Love can make men do some pretty crazy things. Ed Leedskalnin’s personal brand of love-crazy would have to be a bit more extreme than most folks.
The Isley Brothers and Michael Bolton agree on exactly three things, one of them being that love is a wonderful thing. Love, as wonderful as it may be, has been known to make a fellow do some strange things. It drove Menelaus to launch a campaign against the Trojans that lasted ten years. Love was why Lloyd Dobler held that boom box up outside of Diane Court’s house that one night. Love also was the reason why Ed Leedskalnin left his native Latvia and built the Coral Castle in Florida.
Who is Ed Leedskalnin? He was a pretty unassuming immigrant that arrived on the shores of the US shortly after being jilted the day before his wedding. His master plan for winning her back was to build a house completely out of fossilized coral. With no machine tools. And no help. By the way, he was only 5’ tall, 100 pounds, and had suffered through a bout of tuberculosis.
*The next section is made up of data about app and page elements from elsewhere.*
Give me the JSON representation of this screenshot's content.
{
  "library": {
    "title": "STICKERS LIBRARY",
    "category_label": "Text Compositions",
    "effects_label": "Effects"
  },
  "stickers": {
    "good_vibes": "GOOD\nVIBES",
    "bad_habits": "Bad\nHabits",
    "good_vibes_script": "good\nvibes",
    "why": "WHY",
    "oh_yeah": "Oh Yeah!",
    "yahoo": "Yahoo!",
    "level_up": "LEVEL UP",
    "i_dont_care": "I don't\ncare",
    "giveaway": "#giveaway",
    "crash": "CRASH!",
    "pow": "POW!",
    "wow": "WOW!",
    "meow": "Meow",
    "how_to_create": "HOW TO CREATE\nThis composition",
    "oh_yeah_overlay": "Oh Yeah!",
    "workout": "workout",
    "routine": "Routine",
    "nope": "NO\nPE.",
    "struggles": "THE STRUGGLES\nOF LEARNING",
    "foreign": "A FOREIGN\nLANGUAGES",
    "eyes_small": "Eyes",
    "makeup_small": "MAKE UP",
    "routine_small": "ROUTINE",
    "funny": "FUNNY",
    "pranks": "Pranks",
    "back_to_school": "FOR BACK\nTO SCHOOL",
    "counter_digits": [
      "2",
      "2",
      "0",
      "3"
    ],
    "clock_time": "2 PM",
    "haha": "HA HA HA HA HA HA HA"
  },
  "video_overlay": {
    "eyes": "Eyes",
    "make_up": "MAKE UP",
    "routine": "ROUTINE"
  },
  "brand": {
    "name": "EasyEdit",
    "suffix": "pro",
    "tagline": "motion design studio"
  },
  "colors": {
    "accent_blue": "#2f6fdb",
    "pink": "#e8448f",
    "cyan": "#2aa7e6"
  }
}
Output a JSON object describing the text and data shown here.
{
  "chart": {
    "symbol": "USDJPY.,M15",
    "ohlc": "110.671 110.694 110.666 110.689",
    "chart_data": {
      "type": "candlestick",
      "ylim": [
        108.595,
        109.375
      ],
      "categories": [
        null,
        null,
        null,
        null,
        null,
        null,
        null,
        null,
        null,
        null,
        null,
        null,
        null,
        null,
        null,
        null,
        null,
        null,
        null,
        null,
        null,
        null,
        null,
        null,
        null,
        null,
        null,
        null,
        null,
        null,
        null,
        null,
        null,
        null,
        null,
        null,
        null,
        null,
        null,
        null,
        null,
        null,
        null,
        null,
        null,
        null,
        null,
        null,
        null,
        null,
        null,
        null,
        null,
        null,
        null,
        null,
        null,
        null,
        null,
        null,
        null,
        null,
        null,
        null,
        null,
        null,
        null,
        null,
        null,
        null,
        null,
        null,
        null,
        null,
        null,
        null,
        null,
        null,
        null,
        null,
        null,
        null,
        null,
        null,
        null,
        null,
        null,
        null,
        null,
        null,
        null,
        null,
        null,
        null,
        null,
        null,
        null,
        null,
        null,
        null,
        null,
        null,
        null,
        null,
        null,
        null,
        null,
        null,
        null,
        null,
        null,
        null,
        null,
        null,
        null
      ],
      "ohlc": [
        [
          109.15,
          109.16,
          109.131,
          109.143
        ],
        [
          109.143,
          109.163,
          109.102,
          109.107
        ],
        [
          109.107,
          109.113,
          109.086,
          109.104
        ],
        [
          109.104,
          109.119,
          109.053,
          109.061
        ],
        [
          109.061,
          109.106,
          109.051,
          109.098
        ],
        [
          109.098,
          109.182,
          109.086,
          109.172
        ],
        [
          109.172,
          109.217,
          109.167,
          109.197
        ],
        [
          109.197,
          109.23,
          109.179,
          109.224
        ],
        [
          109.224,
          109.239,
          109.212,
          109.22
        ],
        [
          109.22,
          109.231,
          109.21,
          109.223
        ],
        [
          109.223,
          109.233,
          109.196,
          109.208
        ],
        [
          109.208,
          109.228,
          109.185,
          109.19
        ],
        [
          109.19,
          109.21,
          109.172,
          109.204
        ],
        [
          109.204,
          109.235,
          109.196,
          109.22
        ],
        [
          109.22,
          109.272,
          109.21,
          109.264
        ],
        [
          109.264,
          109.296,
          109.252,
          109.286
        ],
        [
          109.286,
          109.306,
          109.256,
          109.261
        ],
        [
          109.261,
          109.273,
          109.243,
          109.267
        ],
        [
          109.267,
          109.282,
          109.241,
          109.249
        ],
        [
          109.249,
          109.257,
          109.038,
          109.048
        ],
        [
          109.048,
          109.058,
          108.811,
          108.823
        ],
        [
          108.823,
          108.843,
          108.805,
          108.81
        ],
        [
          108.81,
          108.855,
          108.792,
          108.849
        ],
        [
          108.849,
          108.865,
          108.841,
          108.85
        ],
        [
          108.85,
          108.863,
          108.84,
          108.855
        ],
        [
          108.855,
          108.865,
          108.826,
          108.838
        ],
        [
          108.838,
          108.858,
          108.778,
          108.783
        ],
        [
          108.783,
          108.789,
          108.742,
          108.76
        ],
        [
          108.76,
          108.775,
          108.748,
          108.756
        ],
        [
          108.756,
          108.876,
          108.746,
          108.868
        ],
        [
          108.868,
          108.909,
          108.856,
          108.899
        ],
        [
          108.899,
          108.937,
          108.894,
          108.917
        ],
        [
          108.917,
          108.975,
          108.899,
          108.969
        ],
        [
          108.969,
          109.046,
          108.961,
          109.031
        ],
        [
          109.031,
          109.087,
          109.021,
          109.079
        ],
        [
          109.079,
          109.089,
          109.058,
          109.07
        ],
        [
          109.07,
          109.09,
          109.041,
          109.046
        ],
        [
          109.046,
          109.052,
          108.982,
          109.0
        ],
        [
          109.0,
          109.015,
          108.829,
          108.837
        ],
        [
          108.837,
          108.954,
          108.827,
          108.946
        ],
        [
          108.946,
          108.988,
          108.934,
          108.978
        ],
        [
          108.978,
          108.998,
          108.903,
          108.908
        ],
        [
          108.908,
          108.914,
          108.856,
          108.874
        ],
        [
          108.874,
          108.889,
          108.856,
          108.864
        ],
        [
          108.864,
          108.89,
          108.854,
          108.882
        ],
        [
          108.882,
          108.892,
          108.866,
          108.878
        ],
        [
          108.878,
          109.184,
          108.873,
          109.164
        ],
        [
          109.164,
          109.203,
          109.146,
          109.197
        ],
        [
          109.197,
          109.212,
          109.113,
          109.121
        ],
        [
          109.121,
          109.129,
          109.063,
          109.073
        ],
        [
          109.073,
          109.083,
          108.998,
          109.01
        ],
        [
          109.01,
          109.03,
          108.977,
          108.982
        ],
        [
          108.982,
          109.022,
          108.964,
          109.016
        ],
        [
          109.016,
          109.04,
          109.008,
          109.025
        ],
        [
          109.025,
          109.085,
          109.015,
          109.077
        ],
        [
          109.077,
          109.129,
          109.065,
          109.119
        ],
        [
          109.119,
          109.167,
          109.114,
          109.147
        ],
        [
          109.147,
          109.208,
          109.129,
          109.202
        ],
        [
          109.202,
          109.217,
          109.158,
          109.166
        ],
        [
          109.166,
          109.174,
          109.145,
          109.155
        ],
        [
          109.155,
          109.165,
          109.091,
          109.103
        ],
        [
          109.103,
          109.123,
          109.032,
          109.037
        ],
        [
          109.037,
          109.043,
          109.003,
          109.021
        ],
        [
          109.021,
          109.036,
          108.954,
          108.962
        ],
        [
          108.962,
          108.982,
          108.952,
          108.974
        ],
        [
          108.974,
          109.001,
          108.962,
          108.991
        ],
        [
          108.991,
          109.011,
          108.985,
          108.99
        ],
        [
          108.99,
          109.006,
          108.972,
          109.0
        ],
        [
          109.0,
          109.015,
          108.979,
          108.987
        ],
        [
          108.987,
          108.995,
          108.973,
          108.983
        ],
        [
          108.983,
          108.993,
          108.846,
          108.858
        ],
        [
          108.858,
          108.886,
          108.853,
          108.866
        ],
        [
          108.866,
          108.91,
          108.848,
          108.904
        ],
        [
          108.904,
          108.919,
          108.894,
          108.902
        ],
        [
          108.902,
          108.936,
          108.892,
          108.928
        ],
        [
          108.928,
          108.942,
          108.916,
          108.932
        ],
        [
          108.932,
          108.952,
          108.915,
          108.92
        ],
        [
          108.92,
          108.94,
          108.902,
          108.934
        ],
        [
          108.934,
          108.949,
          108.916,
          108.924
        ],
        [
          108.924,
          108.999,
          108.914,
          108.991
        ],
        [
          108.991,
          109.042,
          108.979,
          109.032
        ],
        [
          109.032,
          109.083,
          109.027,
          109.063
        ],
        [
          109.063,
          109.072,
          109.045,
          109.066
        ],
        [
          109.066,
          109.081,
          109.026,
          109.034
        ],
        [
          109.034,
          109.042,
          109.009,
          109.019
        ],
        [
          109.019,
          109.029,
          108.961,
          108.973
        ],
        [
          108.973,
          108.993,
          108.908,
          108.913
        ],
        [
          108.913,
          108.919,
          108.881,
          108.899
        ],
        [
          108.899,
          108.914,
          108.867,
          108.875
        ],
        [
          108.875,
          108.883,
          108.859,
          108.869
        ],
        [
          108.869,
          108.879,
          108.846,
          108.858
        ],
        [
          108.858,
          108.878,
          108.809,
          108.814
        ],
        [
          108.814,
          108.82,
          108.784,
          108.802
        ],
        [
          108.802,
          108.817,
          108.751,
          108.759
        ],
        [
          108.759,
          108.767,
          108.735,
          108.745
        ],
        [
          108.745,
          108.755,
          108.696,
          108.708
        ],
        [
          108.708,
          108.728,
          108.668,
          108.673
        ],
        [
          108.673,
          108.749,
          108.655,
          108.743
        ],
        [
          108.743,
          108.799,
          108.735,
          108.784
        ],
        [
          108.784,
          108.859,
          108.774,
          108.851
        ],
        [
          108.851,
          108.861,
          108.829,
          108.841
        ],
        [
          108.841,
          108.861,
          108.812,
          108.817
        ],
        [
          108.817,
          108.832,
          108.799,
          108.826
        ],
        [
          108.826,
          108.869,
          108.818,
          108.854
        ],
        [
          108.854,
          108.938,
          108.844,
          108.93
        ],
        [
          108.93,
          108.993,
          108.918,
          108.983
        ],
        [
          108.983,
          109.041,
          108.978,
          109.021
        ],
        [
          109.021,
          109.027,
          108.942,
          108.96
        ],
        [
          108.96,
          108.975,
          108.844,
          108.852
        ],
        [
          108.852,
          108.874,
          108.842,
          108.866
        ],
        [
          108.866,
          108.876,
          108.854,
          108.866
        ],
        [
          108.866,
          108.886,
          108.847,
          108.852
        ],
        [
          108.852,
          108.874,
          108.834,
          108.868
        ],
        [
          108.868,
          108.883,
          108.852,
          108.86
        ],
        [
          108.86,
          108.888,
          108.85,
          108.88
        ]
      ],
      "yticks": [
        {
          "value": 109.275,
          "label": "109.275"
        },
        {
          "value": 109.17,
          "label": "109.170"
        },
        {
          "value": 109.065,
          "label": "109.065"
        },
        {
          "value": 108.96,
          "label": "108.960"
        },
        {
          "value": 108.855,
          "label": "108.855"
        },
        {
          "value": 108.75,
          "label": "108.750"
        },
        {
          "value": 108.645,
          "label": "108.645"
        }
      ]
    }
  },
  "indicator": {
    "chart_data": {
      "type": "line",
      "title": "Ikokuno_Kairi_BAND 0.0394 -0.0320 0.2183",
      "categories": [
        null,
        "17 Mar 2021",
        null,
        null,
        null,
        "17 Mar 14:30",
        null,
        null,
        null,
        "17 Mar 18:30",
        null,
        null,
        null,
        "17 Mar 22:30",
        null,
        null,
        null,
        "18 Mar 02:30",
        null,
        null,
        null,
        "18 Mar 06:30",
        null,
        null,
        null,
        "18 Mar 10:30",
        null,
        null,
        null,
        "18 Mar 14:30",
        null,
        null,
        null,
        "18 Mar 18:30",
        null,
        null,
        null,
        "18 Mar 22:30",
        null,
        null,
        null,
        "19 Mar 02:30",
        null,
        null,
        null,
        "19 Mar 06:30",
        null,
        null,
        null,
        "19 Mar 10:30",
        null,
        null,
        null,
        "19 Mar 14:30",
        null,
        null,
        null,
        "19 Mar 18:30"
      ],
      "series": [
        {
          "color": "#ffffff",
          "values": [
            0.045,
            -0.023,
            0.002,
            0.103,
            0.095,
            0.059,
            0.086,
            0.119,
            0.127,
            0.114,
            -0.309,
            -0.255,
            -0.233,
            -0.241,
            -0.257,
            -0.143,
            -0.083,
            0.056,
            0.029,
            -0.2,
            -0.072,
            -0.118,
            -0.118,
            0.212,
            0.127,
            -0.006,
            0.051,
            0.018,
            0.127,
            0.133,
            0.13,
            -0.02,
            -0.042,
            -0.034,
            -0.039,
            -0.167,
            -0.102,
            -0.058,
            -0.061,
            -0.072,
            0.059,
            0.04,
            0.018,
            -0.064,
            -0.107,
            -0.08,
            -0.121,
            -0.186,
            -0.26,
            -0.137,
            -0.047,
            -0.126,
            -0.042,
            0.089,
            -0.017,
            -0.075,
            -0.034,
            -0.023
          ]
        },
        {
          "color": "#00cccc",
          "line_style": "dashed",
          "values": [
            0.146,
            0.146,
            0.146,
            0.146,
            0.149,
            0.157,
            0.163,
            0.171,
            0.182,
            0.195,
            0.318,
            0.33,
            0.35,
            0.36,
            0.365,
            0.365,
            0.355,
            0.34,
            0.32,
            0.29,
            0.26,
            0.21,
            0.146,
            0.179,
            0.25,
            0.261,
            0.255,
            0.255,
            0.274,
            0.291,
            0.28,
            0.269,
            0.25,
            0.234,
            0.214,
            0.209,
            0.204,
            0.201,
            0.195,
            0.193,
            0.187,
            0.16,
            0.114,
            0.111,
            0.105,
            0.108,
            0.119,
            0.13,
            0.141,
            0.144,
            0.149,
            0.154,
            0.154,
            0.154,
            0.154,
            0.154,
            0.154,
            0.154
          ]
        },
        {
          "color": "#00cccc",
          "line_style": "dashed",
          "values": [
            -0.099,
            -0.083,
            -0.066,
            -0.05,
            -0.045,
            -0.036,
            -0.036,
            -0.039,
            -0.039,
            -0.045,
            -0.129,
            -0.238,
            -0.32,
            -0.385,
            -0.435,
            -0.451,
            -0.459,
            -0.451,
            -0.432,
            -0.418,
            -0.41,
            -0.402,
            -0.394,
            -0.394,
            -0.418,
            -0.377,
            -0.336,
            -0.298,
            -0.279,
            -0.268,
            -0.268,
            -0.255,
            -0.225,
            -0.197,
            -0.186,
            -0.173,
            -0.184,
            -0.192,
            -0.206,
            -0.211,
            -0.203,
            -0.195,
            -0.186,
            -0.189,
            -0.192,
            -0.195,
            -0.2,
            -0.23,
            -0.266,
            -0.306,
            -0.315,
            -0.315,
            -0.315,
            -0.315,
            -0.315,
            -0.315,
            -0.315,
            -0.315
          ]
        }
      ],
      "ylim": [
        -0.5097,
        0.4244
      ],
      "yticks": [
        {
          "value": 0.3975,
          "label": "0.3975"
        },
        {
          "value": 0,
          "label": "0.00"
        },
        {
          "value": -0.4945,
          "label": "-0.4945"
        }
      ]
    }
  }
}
Allow me to quantify his accomplishment for those of you without a degree in Construction Science. One cubic foot of coral weighs 125 pounds. Just one section of the wall around his castle is eight feet tall, four feet wide, and three feet thick which would make them about 12,000 pounds each. Remember, the guy was consumptive.
So how did he do it? That’s the best part. No one knows. As the story goes, he did it completely on his own and no one ever witnessed him work on it.
The Castle seems to be equal parts observatory and love letter to Ed’s Sweet Sixteen. I found that one minute I was trying to get my head wrapped around the fact that the stones weren’t randomly positioned, two of them allowed Ed to track Polaris. The next, I was looking at something like The Bedroom, the group of stones to the right. Count them, three beds. One for the husband, one for the wife, and one in the back for a baby.
If you do plan to visit the Coral Castle, I recommend doing a little background research on it first. It takes up about an acre and it’s possible to run through it quickly without really looking at it and seeing some of the finer points. If you watch some of this clip, you’ll see the stone that Mai is pushing. We missed out on that “balance” thing they do in the clip*.
*Note - I could not find the clip that I referenced in the original publication - Ed.